When the size of your fee is likely to be a factor in whether you are selected for a project, be wary of optimism on your own part. Be particularly careful when developing your scope of services, to create a link between the comparatively low fee you propose and the specific services you’ll provide. It needs to be underscored that fee-based procurement is not a technique well-suited to the retention of professional services.

When Necessary, Bite the Bullet

When project managers first realize that the budgeted profit will not be realized, in full or in part, they have two choices: bite the bullet or ask for more money.

Biting the bullet means providing everything the client expects or has been led to expect (via the scope of services) at the agreed-to fee. The logic for biting the bullet is basic: It is better to keep the client happy than to make the client unhappy, thereby risking loss of the client – and client referrals.

More to the point, the dollar loss associated with performing professionally – i.e., applying the appropriate amount of quality control – is a prudent investment in risk management, especially given the damage, inflation and dispute costs associated with litigation.

Biting the bullet should not be your first choice.
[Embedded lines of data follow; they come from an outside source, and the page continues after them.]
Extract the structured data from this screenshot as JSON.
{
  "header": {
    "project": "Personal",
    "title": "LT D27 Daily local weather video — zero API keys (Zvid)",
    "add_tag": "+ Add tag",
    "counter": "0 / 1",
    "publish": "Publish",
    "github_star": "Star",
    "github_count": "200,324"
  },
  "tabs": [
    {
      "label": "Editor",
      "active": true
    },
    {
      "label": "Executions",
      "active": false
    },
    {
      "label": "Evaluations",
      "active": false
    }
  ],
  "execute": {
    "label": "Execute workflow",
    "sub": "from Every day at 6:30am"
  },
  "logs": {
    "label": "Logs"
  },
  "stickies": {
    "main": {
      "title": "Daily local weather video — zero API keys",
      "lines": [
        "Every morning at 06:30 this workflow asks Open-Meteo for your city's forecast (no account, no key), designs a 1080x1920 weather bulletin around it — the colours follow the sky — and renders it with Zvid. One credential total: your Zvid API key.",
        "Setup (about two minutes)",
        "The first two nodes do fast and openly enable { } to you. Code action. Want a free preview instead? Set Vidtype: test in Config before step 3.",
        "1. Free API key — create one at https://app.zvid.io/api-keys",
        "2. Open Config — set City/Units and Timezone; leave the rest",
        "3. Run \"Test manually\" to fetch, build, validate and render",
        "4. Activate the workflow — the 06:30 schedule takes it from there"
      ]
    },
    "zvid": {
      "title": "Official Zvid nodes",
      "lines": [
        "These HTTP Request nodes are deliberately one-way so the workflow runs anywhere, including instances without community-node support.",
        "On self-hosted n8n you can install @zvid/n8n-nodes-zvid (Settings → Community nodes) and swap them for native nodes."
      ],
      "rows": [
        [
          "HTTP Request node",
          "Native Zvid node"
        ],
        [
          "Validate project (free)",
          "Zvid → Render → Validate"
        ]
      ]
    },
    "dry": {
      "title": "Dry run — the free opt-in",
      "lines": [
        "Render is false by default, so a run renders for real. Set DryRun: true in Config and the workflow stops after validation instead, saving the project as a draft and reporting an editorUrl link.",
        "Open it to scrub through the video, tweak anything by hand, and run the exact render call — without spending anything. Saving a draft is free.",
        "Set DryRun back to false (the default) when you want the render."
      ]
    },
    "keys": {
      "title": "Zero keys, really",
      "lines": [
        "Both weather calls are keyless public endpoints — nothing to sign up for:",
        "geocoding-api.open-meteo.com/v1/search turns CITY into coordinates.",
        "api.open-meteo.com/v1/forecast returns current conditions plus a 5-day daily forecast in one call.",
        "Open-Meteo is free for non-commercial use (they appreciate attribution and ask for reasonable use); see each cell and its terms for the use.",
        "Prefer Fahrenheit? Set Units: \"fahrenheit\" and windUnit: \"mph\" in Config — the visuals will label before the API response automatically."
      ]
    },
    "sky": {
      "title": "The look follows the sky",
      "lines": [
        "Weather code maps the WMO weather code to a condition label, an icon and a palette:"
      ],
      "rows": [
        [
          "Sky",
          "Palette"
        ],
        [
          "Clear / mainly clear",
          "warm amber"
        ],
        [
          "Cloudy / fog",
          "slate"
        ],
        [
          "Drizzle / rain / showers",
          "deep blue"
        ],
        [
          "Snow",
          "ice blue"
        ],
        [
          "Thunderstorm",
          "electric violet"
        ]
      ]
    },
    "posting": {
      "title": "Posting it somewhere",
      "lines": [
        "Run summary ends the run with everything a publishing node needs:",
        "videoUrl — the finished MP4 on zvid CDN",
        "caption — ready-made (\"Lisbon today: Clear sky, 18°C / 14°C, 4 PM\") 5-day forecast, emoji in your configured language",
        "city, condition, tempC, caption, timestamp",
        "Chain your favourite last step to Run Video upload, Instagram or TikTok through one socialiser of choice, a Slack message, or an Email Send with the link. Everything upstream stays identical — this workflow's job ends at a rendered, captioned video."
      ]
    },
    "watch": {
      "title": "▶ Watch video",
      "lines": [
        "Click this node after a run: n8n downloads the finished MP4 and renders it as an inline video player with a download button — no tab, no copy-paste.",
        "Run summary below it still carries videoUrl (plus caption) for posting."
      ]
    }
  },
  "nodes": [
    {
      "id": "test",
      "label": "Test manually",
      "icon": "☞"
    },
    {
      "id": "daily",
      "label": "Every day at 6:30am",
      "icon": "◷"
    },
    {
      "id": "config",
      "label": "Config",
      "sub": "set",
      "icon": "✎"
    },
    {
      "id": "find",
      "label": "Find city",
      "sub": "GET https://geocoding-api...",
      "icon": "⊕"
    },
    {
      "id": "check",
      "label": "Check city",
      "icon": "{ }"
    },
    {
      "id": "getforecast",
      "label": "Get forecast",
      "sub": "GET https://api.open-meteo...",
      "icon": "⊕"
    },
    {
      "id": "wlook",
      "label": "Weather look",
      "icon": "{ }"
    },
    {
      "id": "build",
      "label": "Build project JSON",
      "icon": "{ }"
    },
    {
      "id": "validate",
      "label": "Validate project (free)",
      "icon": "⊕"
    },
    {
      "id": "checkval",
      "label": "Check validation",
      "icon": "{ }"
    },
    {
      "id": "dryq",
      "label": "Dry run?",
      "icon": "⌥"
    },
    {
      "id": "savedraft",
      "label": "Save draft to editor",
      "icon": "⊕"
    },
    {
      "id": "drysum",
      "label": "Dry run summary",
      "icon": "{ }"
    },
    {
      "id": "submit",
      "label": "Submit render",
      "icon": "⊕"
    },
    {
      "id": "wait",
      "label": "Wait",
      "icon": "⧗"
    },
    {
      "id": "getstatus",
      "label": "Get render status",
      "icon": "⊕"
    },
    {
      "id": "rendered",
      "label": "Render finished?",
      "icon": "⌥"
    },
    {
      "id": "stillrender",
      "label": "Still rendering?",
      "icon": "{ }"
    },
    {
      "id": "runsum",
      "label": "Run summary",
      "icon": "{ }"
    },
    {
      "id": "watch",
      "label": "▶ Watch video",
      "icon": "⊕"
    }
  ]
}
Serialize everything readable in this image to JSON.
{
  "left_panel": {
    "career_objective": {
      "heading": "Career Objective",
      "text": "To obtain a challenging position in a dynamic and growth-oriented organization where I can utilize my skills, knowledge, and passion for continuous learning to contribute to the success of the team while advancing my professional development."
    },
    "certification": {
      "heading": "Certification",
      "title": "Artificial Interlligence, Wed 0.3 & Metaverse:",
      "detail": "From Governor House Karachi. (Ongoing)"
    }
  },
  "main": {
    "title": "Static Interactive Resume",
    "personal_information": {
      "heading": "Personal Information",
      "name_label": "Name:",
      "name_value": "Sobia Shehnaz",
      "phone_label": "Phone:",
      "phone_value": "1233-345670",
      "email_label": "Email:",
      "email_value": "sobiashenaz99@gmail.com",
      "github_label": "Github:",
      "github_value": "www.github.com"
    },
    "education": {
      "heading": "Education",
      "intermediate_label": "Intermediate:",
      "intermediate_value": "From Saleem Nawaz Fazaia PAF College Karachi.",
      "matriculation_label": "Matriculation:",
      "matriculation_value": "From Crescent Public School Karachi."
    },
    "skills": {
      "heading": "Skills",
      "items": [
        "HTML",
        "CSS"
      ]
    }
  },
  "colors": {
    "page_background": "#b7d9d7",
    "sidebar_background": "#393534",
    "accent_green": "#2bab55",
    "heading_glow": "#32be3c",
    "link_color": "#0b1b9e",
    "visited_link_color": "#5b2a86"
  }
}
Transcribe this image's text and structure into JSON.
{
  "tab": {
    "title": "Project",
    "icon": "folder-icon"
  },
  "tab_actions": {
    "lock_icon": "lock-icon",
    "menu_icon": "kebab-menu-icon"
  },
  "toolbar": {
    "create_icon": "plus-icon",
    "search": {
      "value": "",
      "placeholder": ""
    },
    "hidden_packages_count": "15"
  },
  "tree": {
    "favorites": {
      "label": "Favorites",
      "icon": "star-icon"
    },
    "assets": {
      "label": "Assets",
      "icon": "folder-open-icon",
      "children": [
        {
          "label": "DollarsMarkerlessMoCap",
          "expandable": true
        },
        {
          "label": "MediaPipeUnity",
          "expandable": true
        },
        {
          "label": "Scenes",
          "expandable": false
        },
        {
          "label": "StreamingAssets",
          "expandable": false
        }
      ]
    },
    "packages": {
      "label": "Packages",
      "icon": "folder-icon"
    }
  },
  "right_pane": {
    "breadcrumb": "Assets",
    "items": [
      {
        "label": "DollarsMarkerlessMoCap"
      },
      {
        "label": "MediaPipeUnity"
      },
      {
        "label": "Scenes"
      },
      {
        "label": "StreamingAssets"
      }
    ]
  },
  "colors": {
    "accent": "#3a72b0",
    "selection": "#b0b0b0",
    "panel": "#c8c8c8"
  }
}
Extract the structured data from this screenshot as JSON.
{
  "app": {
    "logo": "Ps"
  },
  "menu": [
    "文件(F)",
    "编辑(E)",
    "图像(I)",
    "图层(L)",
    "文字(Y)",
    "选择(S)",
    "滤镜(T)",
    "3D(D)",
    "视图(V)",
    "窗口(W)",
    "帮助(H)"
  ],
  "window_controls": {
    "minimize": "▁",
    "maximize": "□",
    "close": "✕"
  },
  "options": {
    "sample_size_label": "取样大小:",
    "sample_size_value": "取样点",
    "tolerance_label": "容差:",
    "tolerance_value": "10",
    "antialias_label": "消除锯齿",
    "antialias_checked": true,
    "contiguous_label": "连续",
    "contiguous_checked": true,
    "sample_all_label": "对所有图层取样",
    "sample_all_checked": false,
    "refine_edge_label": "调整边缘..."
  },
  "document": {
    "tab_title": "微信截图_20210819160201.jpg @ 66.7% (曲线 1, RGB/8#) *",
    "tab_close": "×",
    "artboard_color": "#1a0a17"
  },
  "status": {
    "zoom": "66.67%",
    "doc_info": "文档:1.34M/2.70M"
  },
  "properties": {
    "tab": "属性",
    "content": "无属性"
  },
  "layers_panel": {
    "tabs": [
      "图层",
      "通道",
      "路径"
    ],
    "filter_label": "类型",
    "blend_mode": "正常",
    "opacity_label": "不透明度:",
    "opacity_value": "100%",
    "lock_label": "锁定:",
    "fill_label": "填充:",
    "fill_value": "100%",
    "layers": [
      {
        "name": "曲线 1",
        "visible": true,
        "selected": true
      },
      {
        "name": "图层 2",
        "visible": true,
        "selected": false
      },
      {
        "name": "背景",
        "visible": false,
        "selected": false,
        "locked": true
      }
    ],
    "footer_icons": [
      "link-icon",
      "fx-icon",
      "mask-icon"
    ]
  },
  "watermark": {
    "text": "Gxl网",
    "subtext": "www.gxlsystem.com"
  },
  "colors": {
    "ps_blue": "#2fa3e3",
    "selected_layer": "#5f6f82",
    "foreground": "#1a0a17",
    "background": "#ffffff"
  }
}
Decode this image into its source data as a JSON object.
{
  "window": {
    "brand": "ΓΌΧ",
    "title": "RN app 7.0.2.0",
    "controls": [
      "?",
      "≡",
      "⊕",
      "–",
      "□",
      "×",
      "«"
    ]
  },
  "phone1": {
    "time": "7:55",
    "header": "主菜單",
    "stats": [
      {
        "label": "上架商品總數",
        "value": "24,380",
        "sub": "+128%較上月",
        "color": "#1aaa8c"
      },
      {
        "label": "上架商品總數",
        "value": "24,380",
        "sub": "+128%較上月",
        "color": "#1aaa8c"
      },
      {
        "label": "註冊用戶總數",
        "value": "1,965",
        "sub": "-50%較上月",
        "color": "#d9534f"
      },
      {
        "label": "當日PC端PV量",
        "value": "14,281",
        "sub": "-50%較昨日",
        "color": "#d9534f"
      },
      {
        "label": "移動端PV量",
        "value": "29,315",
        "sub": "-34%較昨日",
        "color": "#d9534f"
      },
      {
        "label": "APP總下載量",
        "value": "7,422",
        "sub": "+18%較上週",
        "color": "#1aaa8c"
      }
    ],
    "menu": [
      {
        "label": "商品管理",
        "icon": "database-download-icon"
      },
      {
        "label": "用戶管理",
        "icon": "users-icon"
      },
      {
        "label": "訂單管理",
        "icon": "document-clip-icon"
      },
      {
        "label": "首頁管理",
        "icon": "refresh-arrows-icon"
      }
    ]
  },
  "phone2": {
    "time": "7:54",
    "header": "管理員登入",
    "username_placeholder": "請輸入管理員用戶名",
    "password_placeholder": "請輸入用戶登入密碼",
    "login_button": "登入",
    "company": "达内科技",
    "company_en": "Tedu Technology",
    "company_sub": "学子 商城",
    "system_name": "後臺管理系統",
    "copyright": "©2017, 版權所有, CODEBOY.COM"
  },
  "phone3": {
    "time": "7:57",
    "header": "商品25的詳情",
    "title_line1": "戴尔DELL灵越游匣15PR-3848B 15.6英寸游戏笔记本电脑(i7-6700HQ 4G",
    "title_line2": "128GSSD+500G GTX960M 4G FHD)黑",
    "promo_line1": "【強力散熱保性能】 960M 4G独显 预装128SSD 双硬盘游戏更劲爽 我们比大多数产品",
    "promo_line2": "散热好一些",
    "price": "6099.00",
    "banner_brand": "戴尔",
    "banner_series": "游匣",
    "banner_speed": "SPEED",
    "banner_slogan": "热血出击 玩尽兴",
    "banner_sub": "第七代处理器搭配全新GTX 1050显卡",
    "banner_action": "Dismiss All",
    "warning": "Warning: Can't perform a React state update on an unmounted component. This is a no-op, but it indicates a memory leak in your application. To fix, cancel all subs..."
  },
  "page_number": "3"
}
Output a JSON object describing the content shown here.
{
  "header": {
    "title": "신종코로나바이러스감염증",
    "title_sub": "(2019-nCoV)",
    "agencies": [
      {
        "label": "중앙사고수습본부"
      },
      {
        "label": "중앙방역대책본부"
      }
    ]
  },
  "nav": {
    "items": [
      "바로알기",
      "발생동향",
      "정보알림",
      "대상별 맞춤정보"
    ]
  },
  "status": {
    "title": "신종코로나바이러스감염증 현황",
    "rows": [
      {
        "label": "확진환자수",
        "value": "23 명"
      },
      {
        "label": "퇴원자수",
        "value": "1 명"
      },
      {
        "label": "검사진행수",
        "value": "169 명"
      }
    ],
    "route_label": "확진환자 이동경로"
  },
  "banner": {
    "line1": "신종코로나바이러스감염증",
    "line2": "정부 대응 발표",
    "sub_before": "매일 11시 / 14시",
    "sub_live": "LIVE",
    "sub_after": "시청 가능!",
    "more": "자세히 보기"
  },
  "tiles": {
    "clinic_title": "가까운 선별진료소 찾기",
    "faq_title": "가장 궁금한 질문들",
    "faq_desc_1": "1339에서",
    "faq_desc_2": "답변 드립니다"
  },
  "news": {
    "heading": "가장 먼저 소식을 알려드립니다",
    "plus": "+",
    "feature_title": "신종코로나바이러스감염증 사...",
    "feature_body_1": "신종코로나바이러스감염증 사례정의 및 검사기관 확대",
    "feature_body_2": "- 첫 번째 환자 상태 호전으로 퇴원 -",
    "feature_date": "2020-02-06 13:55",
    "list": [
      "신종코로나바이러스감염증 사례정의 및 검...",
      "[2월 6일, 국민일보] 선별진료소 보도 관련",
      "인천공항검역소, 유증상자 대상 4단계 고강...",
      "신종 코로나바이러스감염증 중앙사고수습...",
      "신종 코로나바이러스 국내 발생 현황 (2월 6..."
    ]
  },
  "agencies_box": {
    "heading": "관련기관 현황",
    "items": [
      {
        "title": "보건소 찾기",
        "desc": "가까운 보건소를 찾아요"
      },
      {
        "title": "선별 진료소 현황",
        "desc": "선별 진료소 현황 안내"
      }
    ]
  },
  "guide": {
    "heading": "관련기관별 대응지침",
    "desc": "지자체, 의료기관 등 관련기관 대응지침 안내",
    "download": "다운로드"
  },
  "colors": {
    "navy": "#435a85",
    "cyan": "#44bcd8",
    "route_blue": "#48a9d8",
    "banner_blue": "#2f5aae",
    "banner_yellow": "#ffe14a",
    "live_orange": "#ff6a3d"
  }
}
Many clients have been in similar situations themselves and will be sympathetic for pragmatic reasons: They understand that firms performing services at a loss are probably not going to perform those services as well as they otherwise could, to the client’s ultimate detriment.

In short, your first choice should be speaking with your client to obtain the amount to which you believe you are entitled. In many cases, design professionals report, clients are willing to pay the additional amount, in full or at least in part. In some cases, they pay nothing at all, but – even then – quality control should not be sacrificed. Professional performance should be maintained as your objective. By taking this approach, you should avoid problems, retain a client for the future, and learn an important lesson.


Disclaimer: This article is written from an insurance perspective and is meant to be used for informational purposes only. It is not the intent of this article to provide legal advice, or advice for any specific fact, situation or circumstance. Contact legal counsel for specific advice.